Saved entries
····················

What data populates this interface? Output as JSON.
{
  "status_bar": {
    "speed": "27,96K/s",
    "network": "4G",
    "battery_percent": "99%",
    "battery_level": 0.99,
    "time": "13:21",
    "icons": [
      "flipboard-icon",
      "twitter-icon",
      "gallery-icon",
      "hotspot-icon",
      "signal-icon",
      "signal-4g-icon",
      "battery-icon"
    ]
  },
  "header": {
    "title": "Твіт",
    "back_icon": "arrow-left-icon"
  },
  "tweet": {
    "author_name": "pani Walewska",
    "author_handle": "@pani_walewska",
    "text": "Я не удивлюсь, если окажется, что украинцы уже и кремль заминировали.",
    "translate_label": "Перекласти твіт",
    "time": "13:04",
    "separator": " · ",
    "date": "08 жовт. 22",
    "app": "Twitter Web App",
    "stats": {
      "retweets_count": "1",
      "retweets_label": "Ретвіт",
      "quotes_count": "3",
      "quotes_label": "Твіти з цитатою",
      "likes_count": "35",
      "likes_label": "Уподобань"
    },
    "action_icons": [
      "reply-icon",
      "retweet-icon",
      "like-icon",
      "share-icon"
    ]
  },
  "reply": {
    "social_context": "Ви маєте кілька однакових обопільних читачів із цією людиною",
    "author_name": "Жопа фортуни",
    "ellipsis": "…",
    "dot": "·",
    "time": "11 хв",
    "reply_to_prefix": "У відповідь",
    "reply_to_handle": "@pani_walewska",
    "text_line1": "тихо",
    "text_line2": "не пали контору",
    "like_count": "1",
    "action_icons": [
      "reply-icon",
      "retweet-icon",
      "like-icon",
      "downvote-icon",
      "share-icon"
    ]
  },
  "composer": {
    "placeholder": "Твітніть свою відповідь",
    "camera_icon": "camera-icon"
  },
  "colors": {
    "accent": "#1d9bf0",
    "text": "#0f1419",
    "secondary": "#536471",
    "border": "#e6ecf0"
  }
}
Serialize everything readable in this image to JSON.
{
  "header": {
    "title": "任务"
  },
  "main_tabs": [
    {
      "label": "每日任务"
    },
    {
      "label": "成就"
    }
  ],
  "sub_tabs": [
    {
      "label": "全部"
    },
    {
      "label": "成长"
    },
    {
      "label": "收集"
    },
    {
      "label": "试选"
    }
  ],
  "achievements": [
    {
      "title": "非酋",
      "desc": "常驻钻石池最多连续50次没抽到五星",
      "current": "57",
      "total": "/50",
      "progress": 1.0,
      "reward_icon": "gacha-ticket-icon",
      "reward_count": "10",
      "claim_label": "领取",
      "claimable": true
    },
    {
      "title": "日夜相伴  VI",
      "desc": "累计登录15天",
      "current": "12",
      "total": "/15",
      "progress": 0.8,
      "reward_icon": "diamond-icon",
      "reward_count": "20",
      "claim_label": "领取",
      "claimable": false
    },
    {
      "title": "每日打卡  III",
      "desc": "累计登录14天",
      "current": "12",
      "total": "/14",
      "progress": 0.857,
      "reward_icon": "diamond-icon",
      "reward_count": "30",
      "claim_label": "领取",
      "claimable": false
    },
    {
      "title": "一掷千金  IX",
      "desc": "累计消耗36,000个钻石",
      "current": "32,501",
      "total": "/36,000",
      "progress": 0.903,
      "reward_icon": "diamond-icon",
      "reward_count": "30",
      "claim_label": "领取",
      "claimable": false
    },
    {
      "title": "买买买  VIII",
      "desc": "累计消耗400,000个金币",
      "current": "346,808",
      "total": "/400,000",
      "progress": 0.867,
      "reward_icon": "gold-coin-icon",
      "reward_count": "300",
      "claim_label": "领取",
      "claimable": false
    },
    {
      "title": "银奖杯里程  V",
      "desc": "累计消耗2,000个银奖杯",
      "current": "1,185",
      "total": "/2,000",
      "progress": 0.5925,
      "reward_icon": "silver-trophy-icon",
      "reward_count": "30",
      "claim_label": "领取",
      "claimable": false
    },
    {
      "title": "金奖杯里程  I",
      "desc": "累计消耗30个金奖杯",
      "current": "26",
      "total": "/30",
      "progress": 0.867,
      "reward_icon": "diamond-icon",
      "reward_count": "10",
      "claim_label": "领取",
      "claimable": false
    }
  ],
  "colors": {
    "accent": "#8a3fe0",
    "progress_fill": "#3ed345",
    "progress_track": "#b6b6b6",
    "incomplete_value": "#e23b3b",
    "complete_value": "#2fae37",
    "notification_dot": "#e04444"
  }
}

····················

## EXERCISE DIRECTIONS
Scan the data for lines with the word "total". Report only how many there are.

## RESPONSE
7